You are not permitted to download, save or email this image. Visit image gallery to purchase the image.
Fewer than half of its staff members would recommend the University of Otago as a great place to work, a survey has revealed.
And 18% of respondents say they have been bullied or harassed at work in the past six months, a result acting vice-chancellor Prof Helen Nicholson said was too high.
It received 2626 responses out of 5066 invitations, or a 52% response rate.
Among the key results were that 48% of university staff said they would recommend the University as a great place to work, while 21% would not.
In 2019 when the last survey was completed, those figures were 44% and 28% respectively.
Staff were more positive about recommending the university as a place to study.
Eighty-two percent agreed with that statement, compared to 74% last time, while 4% disagreed, down from 7% in 2019.
Prof Nicholson noted that there had been some improvement in the area of bullying. Figures for those who said they had been bullied in the past six months dropped from 21% 2019 to 18% in 2021.
That was still too high, she said, and she urged staff to make addressing that a priority in the next two years.
Prof Nicholson announced the results to staff on September 28.

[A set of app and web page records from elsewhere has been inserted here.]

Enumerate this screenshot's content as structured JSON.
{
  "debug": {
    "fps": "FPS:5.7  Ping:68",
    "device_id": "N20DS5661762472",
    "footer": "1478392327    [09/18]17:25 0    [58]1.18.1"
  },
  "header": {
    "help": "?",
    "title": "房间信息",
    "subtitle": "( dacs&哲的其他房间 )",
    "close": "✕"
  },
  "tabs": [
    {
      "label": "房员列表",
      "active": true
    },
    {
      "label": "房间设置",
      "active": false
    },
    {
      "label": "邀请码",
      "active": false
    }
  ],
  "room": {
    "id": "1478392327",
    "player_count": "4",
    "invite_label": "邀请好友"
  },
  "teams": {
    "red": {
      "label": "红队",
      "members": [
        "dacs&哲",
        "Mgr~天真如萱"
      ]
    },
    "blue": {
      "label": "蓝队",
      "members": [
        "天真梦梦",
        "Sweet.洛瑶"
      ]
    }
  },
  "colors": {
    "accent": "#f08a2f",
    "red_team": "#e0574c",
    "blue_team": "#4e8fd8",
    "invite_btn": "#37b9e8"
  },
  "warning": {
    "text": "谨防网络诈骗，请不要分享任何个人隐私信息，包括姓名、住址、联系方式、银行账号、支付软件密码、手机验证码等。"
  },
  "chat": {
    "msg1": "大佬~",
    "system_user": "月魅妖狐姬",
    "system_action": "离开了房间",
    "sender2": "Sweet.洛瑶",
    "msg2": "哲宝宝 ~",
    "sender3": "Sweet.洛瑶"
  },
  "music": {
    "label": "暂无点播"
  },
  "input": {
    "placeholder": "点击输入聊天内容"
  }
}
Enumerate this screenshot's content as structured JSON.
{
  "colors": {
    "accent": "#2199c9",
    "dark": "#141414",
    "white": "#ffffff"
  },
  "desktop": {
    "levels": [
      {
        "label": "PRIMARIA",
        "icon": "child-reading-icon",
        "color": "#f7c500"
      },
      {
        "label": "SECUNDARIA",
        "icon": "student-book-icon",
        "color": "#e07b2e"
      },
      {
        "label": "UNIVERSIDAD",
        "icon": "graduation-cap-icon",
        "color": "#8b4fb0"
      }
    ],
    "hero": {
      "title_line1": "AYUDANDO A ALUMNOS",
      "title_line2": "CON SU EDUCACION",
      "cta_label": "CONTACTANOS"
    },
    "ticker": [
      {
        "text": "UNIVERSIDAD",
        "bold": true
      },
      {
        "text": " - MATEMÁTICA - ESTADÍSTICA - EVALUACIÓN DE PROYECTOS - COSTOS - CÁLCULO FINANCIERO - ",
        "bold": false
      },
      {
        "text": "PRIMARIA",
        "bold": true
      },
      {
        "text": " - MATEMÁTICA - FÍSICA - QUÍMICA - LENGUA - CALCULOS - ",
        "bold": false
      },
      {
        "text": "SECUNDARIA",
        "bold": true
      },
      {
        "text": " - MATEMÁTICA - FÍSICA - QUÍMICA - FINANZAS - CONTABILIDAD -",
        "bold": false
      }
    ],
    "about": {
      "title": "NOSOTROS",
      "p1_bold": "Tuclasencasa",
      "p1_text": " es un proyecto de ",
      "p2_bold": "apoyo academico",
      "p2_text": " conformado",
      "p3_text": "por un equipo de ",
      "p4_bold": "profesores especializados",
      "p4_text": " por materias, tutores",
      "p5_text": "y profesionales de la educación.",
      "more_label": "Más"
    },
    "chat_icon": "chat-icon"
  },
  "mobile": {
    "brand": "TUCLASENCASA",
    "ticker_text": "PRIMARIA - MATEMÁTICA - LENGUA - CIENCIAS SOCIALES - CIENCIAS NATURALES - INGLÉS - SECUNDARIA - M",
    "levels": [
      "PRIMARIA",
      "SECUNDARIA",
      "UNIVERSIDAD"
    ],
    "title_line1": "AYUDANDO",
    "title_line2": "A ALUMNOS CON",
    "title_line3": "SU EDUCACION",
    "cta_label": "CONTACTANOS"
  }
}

"I was pleased to be able to show staff the improvement since our first survey two years ago, especially given the challenging background to the survey, with the pandemic impacting us over the past 18 months.
"However, staff have also made it clear that there is still room for us to improve their working environment."
Divisions and departments were being asked to look at the survey details that applied to their staff and plan how they would be addressed.
The survey showed that staff felt most strongly that their work made a difference, 90% agreeing with that statement.
Tertiary Education Union Otago branch president Craig Marshall described the results as troubling.
"The level of satisfaction with the university is lower than I think most people would like.
"You can see that people believe in the university, but they’re not so convinced it’s a good place to work."
He believed a combination of high workload and not enough consultation with staff had contributed to the results.
He was also disappointed at the number of people saying they had experienced bullying and harassment.
Many of the metrics were moving in a slightly more positive direction, and he said the university had recognised that things were not as good as they should be and issues needed to be addressed.
"That’s something of a start," and an encouraging trend, he said.
He also pointed out that the issues reflected an underlying problem of a lack of government funding.
The university recently called for voluntary redundancies, as it continued to grapple with financial challenges.